Hull fishing trawler safety fighter Mary Denness dies aged 79
A woman involved in a battle to improve safety conditions on board fishing trawlers has died aged 79.
Mary Denness, of Hull, was one of four women dubbed "the Headscarf Revolutionaries", who campaigned following the sinking of three vessels in 1968 with the loss of 58 lives.
Tributes have been paid to a "very courageous and remarkable person".
Author Brian Lavery, who wrote a book about their story, said the campaigner died after a long illness with cancer.
Three Hull trawlers - St Romanus, Kingston Peridot and Ross Cleveland - all sunk in quick succession. Only one man survived.
Mrs Denness, Lillian Bilocca, Christine Jensen and Yvonne Blenkinsop gathered a 10,000-signature petition calling for reform after the triple trawler tragedy.
They forced the introduction of new safety measures, including all ships having a full-time radio operator, after lobbying the government.
Mrs Blenkinsop, 77, the last surviving Headscarf Revolutionary, said: "We got on like a house on fire since first we met and stayed firm friends.
"She was a lovely lady and a great campaigner."
Dr Lavery said: "She was a great campaigner but more than that, a great person whose eloquence, elegance, and kindness never failed to impress me.
"I admired her greatly. Without her and her comrades in 1968 many more would have died at sea.
"I have lost a great friend and Hull has lost one of its great citizens."
Former Deputy Prime Minister Lord Prescott tweeted: "So sad to hear of Mary's death..."
MP for Hull East Karl Turner tweeted: "Sorry to learn sad news that #Hull legend women's trawler safety campaigner Mary Denness has passed away. #RIPMary"

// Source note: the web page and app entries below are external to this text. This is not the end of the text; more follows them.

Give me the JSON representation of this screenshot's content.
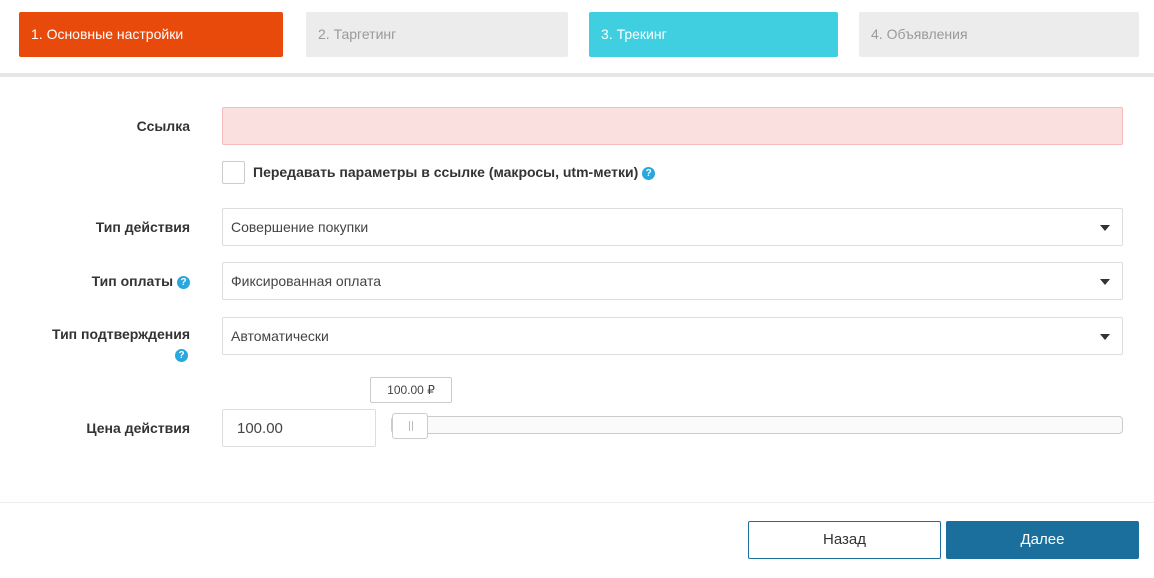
{
  "steps": [
    {
      "label": "1. Основные настройки",
      "state": "active",
      "color": "#e84a0c"
    },
    {
      "label": "2. Таргетинг",
      "state": "inactive",
      "color": "#ececec"
    },
    {
      "label": "3. Трекинг",
      "state": "highlighted",
      "color": "#3fcfe0"
    },
    {
      "label": "4. Объявления",
      "state": "inactive",
      "color": "#ececec"
    }
  ],
  "form": {
    "link": {
      "label": "Ссылка",
      "value": ""
    },
    "pass_params": {
      "label": "Передавать параметры в ссылке (макросы, utm-метки)",
      "checked": false,
      "icon": "help-icon"
    },
    "action_type": {
      "label": "Тип действия",
      "value": "Совершение покупки"
    },
    "payment_type": {
      "label": "Тип оплаты",
      "value": "Фиксированная оплата",
      "icon": "help-icon"
    },
    "confirmation_type": {
      "label": "Тип подтверждения",
      "value": "Автоматически",
      "icon": "help-icon"
    },
    "price": {
      "label": "Цена действия",
      "value": "100.00",
      "tooltip": "100.00 ₽",
      "slider_fraction": 0
    }
  },
  "footer": {
    "back_label": "Назад",
    "next_label": "Далее"
  },
  "colors": {
    "accent": "#e84a0c",
    "secondary": "#3fcfe0",
    "primary_button": "#1a6f9c",
    "error_field": "#fbe0e0",
    "help_icon": "#2aa7dc"
  }
}
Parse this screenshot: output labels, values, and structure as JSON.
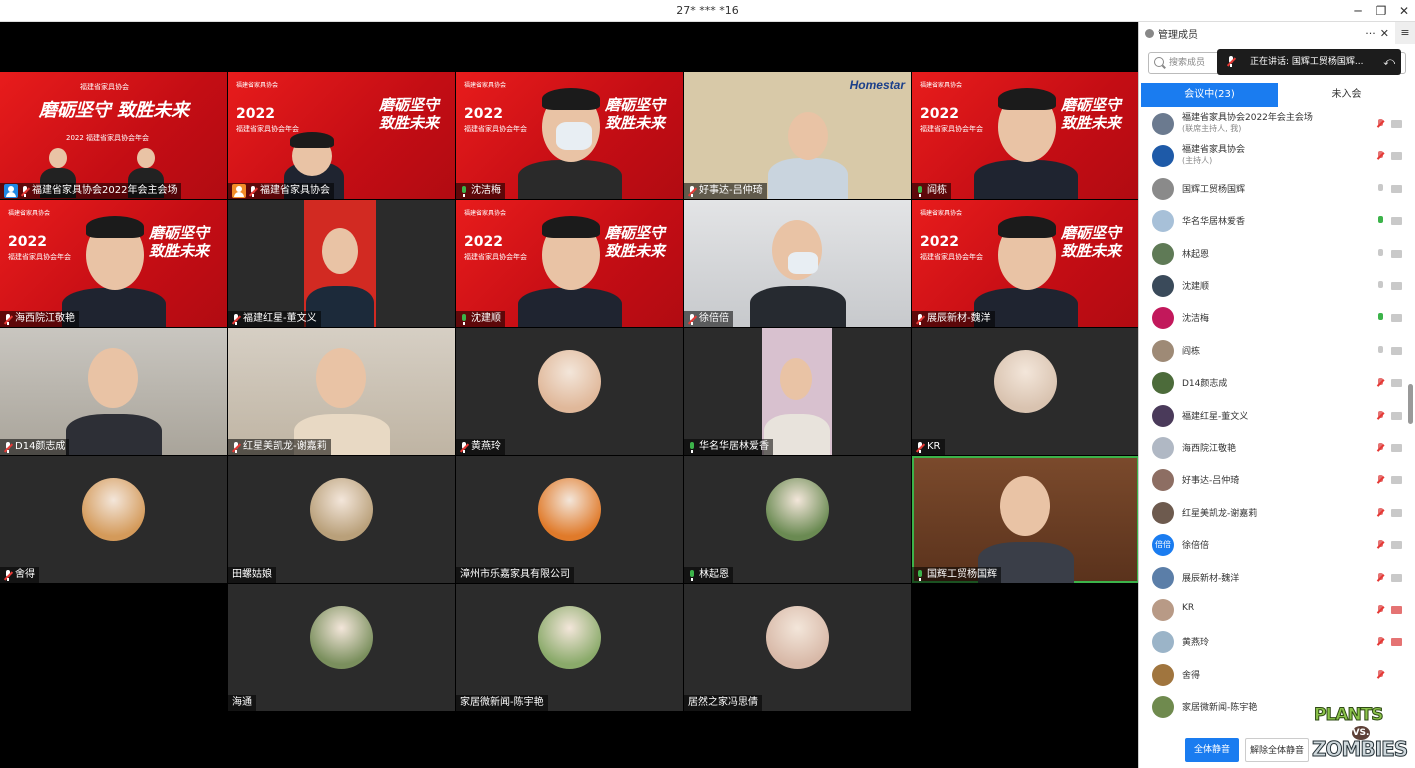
{
  "window": {
    "title": "27* *** *16"
  },
  "grid": {
    "tiles": [
      {
        "name": "福建省家具协会2022年会主会场",
        "mic": "muted",
        "host": "blue",
        "bg": "red"
      },
      {
        "name": "福建省家具协会",
        "mic": "muted",
        "host": "orange",
        "bg": "red"
      },
      {
        "name": "沈洁梅",
        "mic": "on",
        "bg": "red"
      },
      {
        "name": "好事达-吕仲琦",
        "mic": "muted",
        "bg": "pattern"
      },
      {
        "name": "阎栋",
        "mic": "on",
        "bg": "red"
      },
      {
        "name": "海西院江敬艳",
        "mic": "muted",
        "bg": "red"
      },
      {
        "name": "福建红星-董文义",
        "mic": "muted",
        "bg": "dark"
      },
      {
        "name": "沈建顺",
        "mic": "on",
        "bg": "red"
      },
      {
        "name": "徐倍倍",
        "mic": "muted",
        "bg": "office"
      },
      {
        "name": "展辰新材-魏洋",
        "mic": "muted",
        "bg": "red"
      },
      {
        "name": "D14颜志成",
        "mic": "muted",
        "bg": "room"
      },
      {
        "name": "红星美凯龙-谢嘉莉",
        "mic": "muted",
        "bg": "shelf"
      },
      {
        "name": "黄燕玲",
        "mic": "muted",
        "bg": "dark"
      },
      {
        "name": "华名华居林爱香",
        "mic": "on",
        "bg": "dark"
      },
      {
        "name": "KR",
        "mic": "muted",
        "bg": "dark"
      },
      {
        "name": "舍得",
        "mic": "muted",
        "bg": "dark"
      },
      {
        "name": "田螺姑娘",
        "mic": "",
        "bg": "dark"
      },
      {
        "name": "漳州市乐嘉家具有限公司",
        "mic": "",
        "bg": "dark"
      },
      {
        "name": "林起恩",
        "mic": "on",
        "bg": "dark"
      },
      {
        "name": "国辉工贸杨国辉",
        "mic": "on",
        "bg": "wood"
      },
      {
        "name": "海通",
        "mic": "",
        "bg": "dark"
      },
      {
        "name": "家居微新闻-陈宇艳",
        "mic": "",
        "bg": "dark"
      },
      {
        "name": "居然之家冯思倩",
        "mic": "",
        "bg": "dark"
      }
    ],
    "banner": {
      "year": "2022",
      "sub": "福建省家具协会年会",
      "slogan": "磨砺坚守 致胜未来",
      "logo": "福建省家具协会",
      "main_caption": "2022 福建省家具协会年会",
      "homestar": "Homestar"
    }
  },
  "panel": {
    "title": "管理成员",
    "more": "···",
    "close": "✕",
    "side": "≡",
    "search_placeholder": "搜索成员",
    "speaking": "正在讲话: 国辉工贸杨国辉...",
    "tabs": [
      {
        "label": "会议中(23)",
        "active": true
      },
      {
        "label": "未入会",
        "active": false
      }
    ],
    "members": [
      {
        "name": "福建省家具协会2022年会主会场",
        "role": "(联席主持人, 我)",
        "mic": "muted",
        "cam": "on",
        "color": "#6b7a8f"
      },
      {
        "name": "福建省家具协会",
        "role": "(主持人)",
        "mic": "muted",
        "cam": "on",
        "color": "#1e5aa8"
      },
      {
        "name": "国辉工贸杨国辉",
        "role": "",
        "mic": "idle",
        "cam": "on",
        "color": "#8a8a8a"
      },
      {
        "name": "华名华居林爱香",
        "role": "",
        "mic": "on",
        "cam": "on",
        "color": "#a7c0d8"
      },
      {
        "name": "林起恩",
        "role": "",
        "mic": "idle",
        "cam": "on",
        "color": "#5f7a56"
      },
      {
        "name": "沈建顺",
        "role": "",
        "mic": "idle",
        "cam": "on",
        "color": "#3a4a5a"
      },
      {
        "name": "沈洁梅",
        "role": "",
        "mic": "on",
        "cam": "on",
        "color": "#c2185b"
      },
      {
        "name": "阎栋",
        "role": "",
        "mic": "idle",
        "cam": "on",
        "color": "#9e8a76"
      },
      {
        "name": "D14颜志成",
        "role": "",
        "mic": "muted",
        "cam": "on",
        "color": "#4c6b3a"
      },
      {
        "name": "福建红星-董文义",
        "role": "",
        "mic": "muted",
        "cam": "on",
        "color": "#4a3a5a"
      },
      {
        "name": "海西院江敬艳",
        "role": "",
        "mic": "muted",
        "cam": "on",
        "color": "#b0b8c4"
      },
      {
        "name": "好事达-吕仲琦",
        "role": "",
        "mic": "muted",
        "cam": "on",
        "color": "#8d6e63"
      },
      {
        "name": "红星美凯龙-谢嘉莉",
        "role": "",
        "mic": "muted",
        "cam": "on",
        "color": "#6d5a4e"
      },
      {
        "name": "徐倍倍",
        "role": "",
        "mic": "muted",
        "cam": "on",
        "color": "#1a7cf0",
        "initials": "倍倍"
      },
      {
        "name": "展辰新材-魏洋",
        "role": "",
        "mic": "muted",
        "cam": "on",
        "color": "#5b7ea8"
      },
      {
        "name": "KR",
        "role": "",
        "mic": "muted",
        "cam": "off",
        "color": "#b89a86"
      },
      {
        "name": "黄燕玲",
        "role": "",
        "mic": "muted",
        "cam": "off",
        "color": "#9bb4c8"
      },
      {
        "name": "舍得",
        "role": "",
        "mic": "muted",
        "cam": "none",
        "color": "#a0753e"
      },
      {
        "name": "家居微新闻-陈宇艳",
        "role": "",
        "mic": "none",
        "cam": "none",
        "color": "#6f8a4e"
      }
    ],
    "mute_all": "全体静音",
    "unmute_all": "解除全体静音"
  },
  "overlay": {
    "line1": "PLANTS",
    "vs": "VS.",
    "line2": "ZOMBIES"
  },
  "colors": {
    "accent": "#1a7cf0",
    "banner_red": "#d7141a",
    "active_green": "#3cb34a"
  }
}
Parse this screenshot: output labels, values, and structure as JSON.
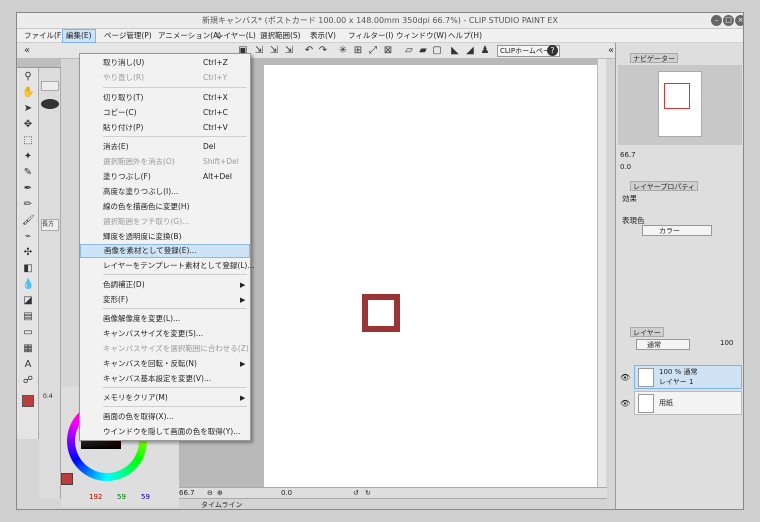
{
  "window": {
    "title": "新規キャンバス* (ポストカード 100.00 x 148.00mm 350dpi 66.7%) - CLIP STUDIO PAINT EX",
    "menu": [
      "ファイル(F)",
      "編集(E)",
      "ページ管理(P)",
      "アニメーション(A)",
      "レイヤー(L)",
      "選択範囲(S)",
      "表示(V)",
      "フィルター(I)",
      "ウィンドウ(W)",
      "ヘルプ(H)"
    ],
    "active_menu": "編集(E)"
  },
  "command_bar": {
    "clip_home": "CLIPホームページ",
    "help": "?"
  },
  "edit_menu": [
    {
      "label": "取り消し(U)",
      "shortcut": "Ctrl+Z",
      "disabled": false
    },
    {
      "label": "やり直し(R)",
      "shortcut": "Ctrl+Y",
      "disabled": true
    },
    {
      "label": "切り取り(T)",
      "shortcut": "Ctrl+X",
      "disabled": false
    },
    {
      "label": "コピー(C)",
      "shortcut": "Ctrl+C",
      "disabled": false
    },
    {
      "label": "貼り付け(P)",
      "shortcut": "Ctrl+V",
      "disabled": false
    },
    {
      "label": "消去(E)",
      "shortcut": "Del",
      "disabled": false
    },
    {
      "label": "選択範囲外を消去(O)",
      "shortcut": "Shift+Del",
      "disabled": true
    },
    {
      "label": "塗りつぶし(F)",
      "shortcut": "Alt+Del",
      "disabled": false
    },
    {
      "label": "高度な塗りつぶし(I)...",
      "shortcut": "",
      "disabled": false
    },
    {
      "label": "線の色を描画色に変更(H)",
      "shortcut": "",
      "disabled": false
    },
    {
      "label": "選択範囲をフチ取り(G)...",
      "shortcut": "",
      "disabled": true
    },
    {
      "label": "輝度を透明度に変換(B)",
      "shortcut": "",
      "disabled": false
    },
    {
      "label": "画像を素材として登録(E)...",
      "shortcut": "",
      "disabled": false,
      "highlighted": true
    },
    {
      "label": "レイヤーをテンプレート素材として登録(L)...",
      "shortcut": "",
      "disabled": false
    },
    {
      "label": "色調補正(D)",
      "shortcut": "",
      "disabled": false,
      "submenu": true
    },
    {
      "label": "変形(F)",
      "shortcut": "",
      "disabled": false,
      "submenu": true
    },
    {
      "label": "画像解像度を変更(L)...",
      "shortcut": "",
      "disabled": false
    },
    {
      "label": "キャンバスサイズを変更(S)...",
      "shortcut": "",
      "disabled": false
    },
    {
      "label": "キャンバスサイズを選択範囲に合わせる(Z)",
      "shortcut": "",
      "disabled": true
    },
    {
      "label": "キャンバスを回転・反転(N)",
      "shortcut": "",
      "disabled": false,
      "submenu": true
    },
    {
      "label": "キャンバス基本設定を変更(V)...",
      "shortcut": "",
      "disabled": false
    },
    {
      "label": "メモリをクリア(M)",
      "shortcut": "",
      "disabled": false,
      "submenu": true
    },
    {
      "label": "画面の色を取得(X)...",
      "shortcut": "",
      "disabled": false
    },
    {
      "label": "ウインドウを隠して画面の色を取得(Y)...",
      "shortcut": "",
      "disabled": false
    }
  ],
  "tool_property": {
    "label": "長方",
    "value": "0.4"
  },
  "navigator": {
    "tab": "ナビゲーター",
    "zoom": "66.7",
    "rotation": "0.0"
  },
  "layer_property": {
    "tab": "レイヤープロパティ",
    "effect": "効果",
    "expression_color": "表現色",
    "color_mode": "カラー"
  },
  "layer_panel": {
    "tab": "レイヤー",
    "blend_mode": "通常",
    "opacity": "100",
    "layers": [
      {
        "name": "100 % 通常",
        "sub": "レイヤー 1",
        "selected": true
      },
      {
        "name": "用紙",
        "sub": "",
        "selected": false
      }
    ]
  },
  "color": {
    "r": "192",
    "g": "59",
    "b": "59",
    "main": "#c03b3b"
  },
  "status": {
    "zoom": "66.7",
    "angle": "0.0"
  },
  "timeline": {
    "label": "タイムライン"
  }
}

Flowers have been left at a bench on Hessle Road, one of a number unveiled in the Headscarf Revolutionaries' honour two years ago.